Do Your Own Complete Background Check before Applying for Jobs
Finding employment in today’s economy is difficult at best, and applicants are finding themselves having to go through stringent qualifications including a complete background check regarding their credit score, criminal and court records, insurance claims, and driving record. In addition, more companies now perform a complete background check on their current employees as a means to layoff and hire a more qualified or cheaper labor pool.
The U.S. Bureau of Labor Statistics reported the current rate of U.S. unemployment at 9.7% on June 17, 2009. Since 1990, the employment rates have never reached such a high level. Needless to say, the competition for available jobs is high. Employers are flooded with applications. You need to both stand out and make sure that you have no mistakes on your current application.
In addition to a killer resume, job applicants are now doing their own comprehensive background checks before they fill out any questions regarding their employment eligibility. For instance, let’s say you were involved in a series of traffic violations a few years back that you forgot to mention in your application.

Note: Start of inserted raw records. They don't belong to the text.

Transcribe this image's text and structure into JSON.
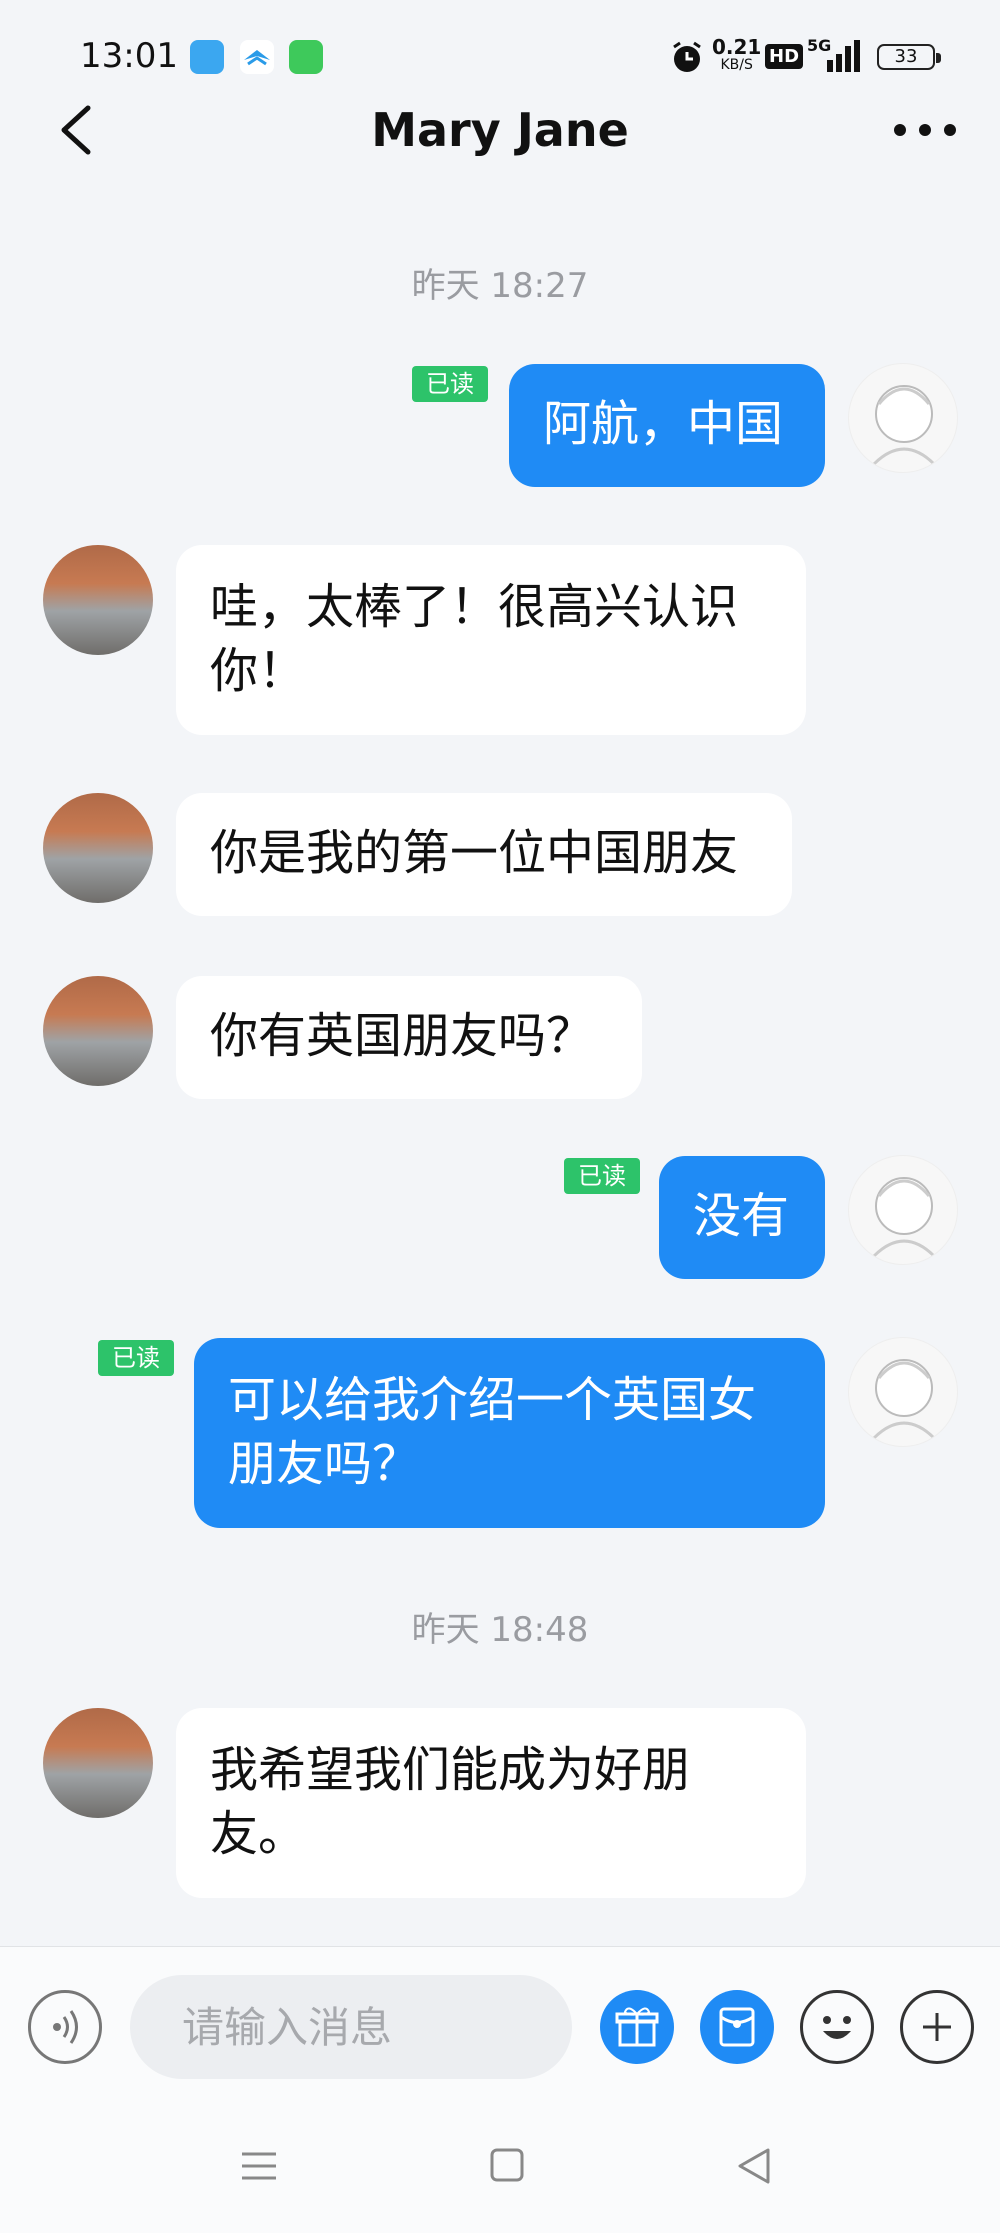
{
  "status_bar": {
    "time": "13:01",
    "net_speed_value": "0.21",
    "net_speed_unit": "KB/S",
    "hd_label": "HD",
    "network_label": "5G",
    "battery": "33",
    "icons": [
      "notification-app-icon",
      "cloud-app-icon",
      "message-app-icon",
      "alarm-icon",
      "signal-icon",
      "battery-icon"
    ]
  },
  "header": {
    "title": "Mary Jane"
  },
  "chat": {
    "timestamps": [
      "昨天 18:27",
      "昨天 18:48"
    ],
    "read_label": "已读",
    "messages": [
      {
        "side": "out",
        "text": "阿航，中国",
        "read": true
      },
      {
        "side": "in",
        "text": "哇，太棒了！很高兴认识你！"
      },
      {
        "side": "in",
        "text": "你是我的第一位中国朋友"
      },
      {
        "side": "in",
        "text": "你有英国朋友吗？"
      },
      {
        "side": "out",
        "text": "没有",
        "read": true
      },
      {
        "side": "out",
        "text": "可以给我介绍一个英国女朋友吗？",
        "read": true
      },
      {
        "side": "in",
        "text": "我希望我们能成为好朋友。"
      }
    ]
  },
  "input_bar": {
    "placeholder": "请输入消息"
  },
  "colors": {
    "outgoing_bubble": "#1f8bf5",
    "read_badge": "#2dc36a",
    "background": "#f3f5f8"
  }
}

You could be immediately disqualified for not being forthcoming with the information, even though it was a simple mistake.
In order to prevent this from happening, job hunters are going above and beyond their own call of duty and performing their own complete background check. This allows them to see what will be reported to the potential employer and dispute or report all information in order to gain further trust.
You have a couple of different options when you conduct a national background check. There is a limited amount of free records, but this could let you know if you are being confused with another person that has the same name as you.
I met someone a couple years ago that kept applying for jobs at nursing homes and rehabilitation centers and getting turned down. He couldn’t figure out why until he asked the last person that turned him down. They stated that they found information on his background check that was not in his favor. When he researched the information, he figured out that it was someone else with the same name.
Little did he know that by federal law, employers are required to tell employees or potential employees of the deprecating information that they found. In his case, if he had conducted a complete background check on himself, he may have been able to identify the problem before he was turned down for at least ten different jobs.
Don’t find yourself in the same position. A complete background check on a national database is the quickest and cheapest way to get all of your answers.